Known for being great ways to relieve sore muscles, unwind, and relax, hot tubs are meant to be filled with water. However, certain processes must be observed in order to ensure a hot tub’s proper functioning.
As discussed below, there is a right and wrong way to fill a hot tub, specific water temperatures should be adhered to, and proper maintenance routines should be put in place to guarantee the longevity of a hot tub and the safety of its users.
Can I make my hot tub hotter than 104 ?
The maximum temperature setting on any hot tub is 104 F. However, this does not mean you should allow the water’s temperature to reach this level.
In fact, the United States Consumer Product Safety Commission (CPSC) has deemed a temperature of 100 F to be safe for adults and advises children to be closely monitored under such a high temperature.
Furthermore, the CPSC strongly advises that users never, under any circumstances, allow hot tubs to reach a temperature of 104 F due to safety reasons. Water over 104 F can easily raise one’s body temperature to dangerous levels causing stroke and even death.
Additionally, it should be noted that pregnant women should keep water no warmer than 100 F as temperatures 102 F and higher may cause damage to their fetus.
Why is it not really a good idea to fill your hot tub with warm water ?
Filling a hot tub with warm water may seem like the logical thing to do but doing so may cause severe damage to the lining of the hot tub. The maximum temperature a hot tub is meant to reach is 104 F.
However, the minimum temperature for a household hot water storage tank is 160 F. As a result, pouring hot water straight from a storage tank exposes the hot tub to temperatures at least 20 F higher than they are designed to handle and creates a likelihood for cracking, blistering, and other damage that likely is not covered by any insurance policies.
Can you fill a hot tub with hose water?
Hot tubs can be filled with hose water fairly easily. However, users should be aware of the potential of airlocks, also known as air bubbles, that may form within the plumbing of the hot tub. One or more of these bubbles may cause damage to jet and circulation pumps causing the hot tub to malfunction.
To prevent airlocks from forming, users can simply utilize a fill pipe instead of placing the hose directly into the hot tub. Each hot tub varies, but information on fill pipes and how to use them should be easily found within the owner’s manual of each individual hot tub.
Can you fill a hot tub with cold water?
While not exactly common, hot tubs can be filled and used with cold water. Actually, some hot tubs even have a cool setting. However, given the fact that it takes hot tubs a bit of time to cool down, it is not realistic to think that one can easily switch back and forth between hot and cold temperatures.
Instead, it is better to decide on a certain temperature and stick with it for an extended period of time. While there are many methods of cooling a hot tub and keeping it cold, the most important thing to note is that unlike hot water, filling a hot tub with cold water will pose no risk of damage.
Can you fill a hot tub with rain water ?
Rain water will not cause any immediate damage to a hot tub but will create additional maintenance work in order to keep the hot tub in pristine and usable condition.
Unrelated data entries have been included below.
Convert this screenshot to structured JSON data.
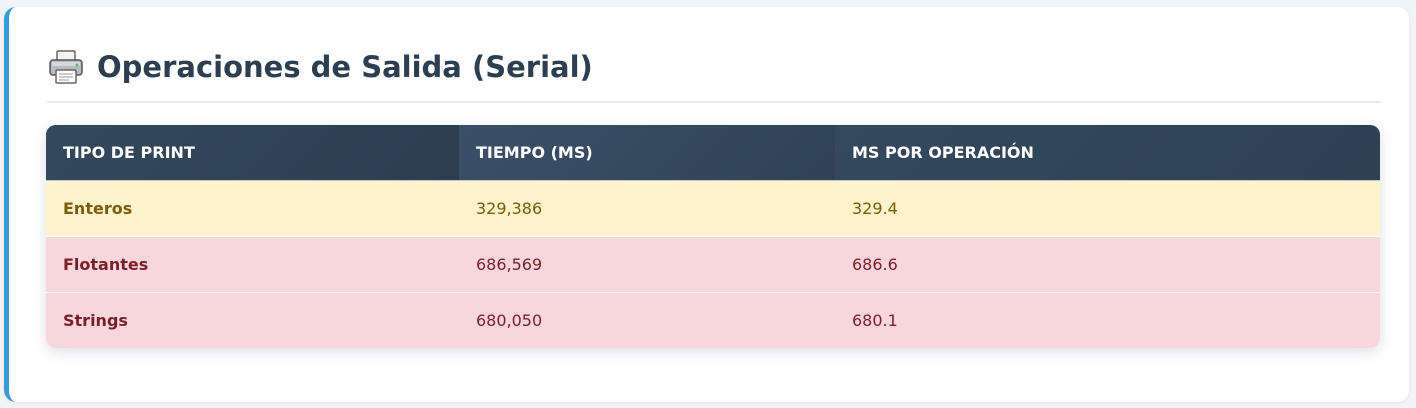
{
  "section": {
    "icon": "printer-icon",
    "title": "Operaciones de Salida (Serial)"
  },
  "table": {
    "headers": [
      "Tipo de Print",
      "Tiempo (ms)",
      "ms por Operación"
    ],
    "rows": [
      {
        "tipo": "Enteros",
        "tiempo": "329,386",
        "ms_op": "329.4",
        "status": "warning"
      },
      {
        "tipo": "Flotantes",
        "tiempo": "686,569",
        "ms_op": "686.6",
        "status": "danger"
      },
      {
        "tipo": "Strings",
        "tiempo": "680,050",
        "ms_op": "680.1",
        "status": "danger"
      }
    ]
  },
  "colors": {
    "accent": "#3a9ad9",
    "header_bg": "#34495e",
    "warning_bg": "#fef3cd",
    "danger_bg": "#f7d7db"
  }
}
This is due to the acidity of rainwater, particularly within North America.
High pH levels may cause a hot tub’s water to become cloudy and creates calcium buildup. This calcium can create yellow flecks in the water and impair jet performance.
Additionally, rainwater may throw off a hot tub’s alkalinity. It should be noted that low alkalinity is more dangerous than high alkalinity as it causes rapid pH fluctuations within the water. Unbalanced levels of alkalinity can be spotted by a green tinge to a tub’s water or a drying sensation of one’s skin after use of the hot tub.
Luckily, there are products that can be purchased to treat and stabilize a hot tub’s pH and alkaline levels.
Is rain water good for hot tubs ?
While rain water does not necessarily harm hot tubs, it cannot be described as being good for them either. Small amounts of rainwater may help keep a hot tub full with no harm done to the water, hot tub, or users.
However, as previously stated, large amounts of rainwater can have negative impacts on a hot tub’s water quality, and if left untreated, may cause damage to the hot tub.
So, what’s the conclusion?
Overall, hot tubs are a great investment for those looking for a great way to relax and enjoy the outdoors. They are generally easy to fill and drain, and owner’s manuals provide specific and easy to follow instructions for each hot tub. Furthermore, when safety guidelines are adhered to, minimal hot tub maintenance is needed.
The trickiest task is likely balancing alkalinity and pH levels particularly if large amounts of rainwater enter a hot tub. However, there are many ways to avoid such an occurrence, and many products are available to make the balancing process easy.
This being said, it is important for one to do their research before filling, draining, or using a hot tub. However, information, especially that found on the internet, is abundant, and the guidelines given are pretty straightforward.
They are put in place to ensure the utmost safety of users and the ultimate enjoyment of hot tubs and the water in them.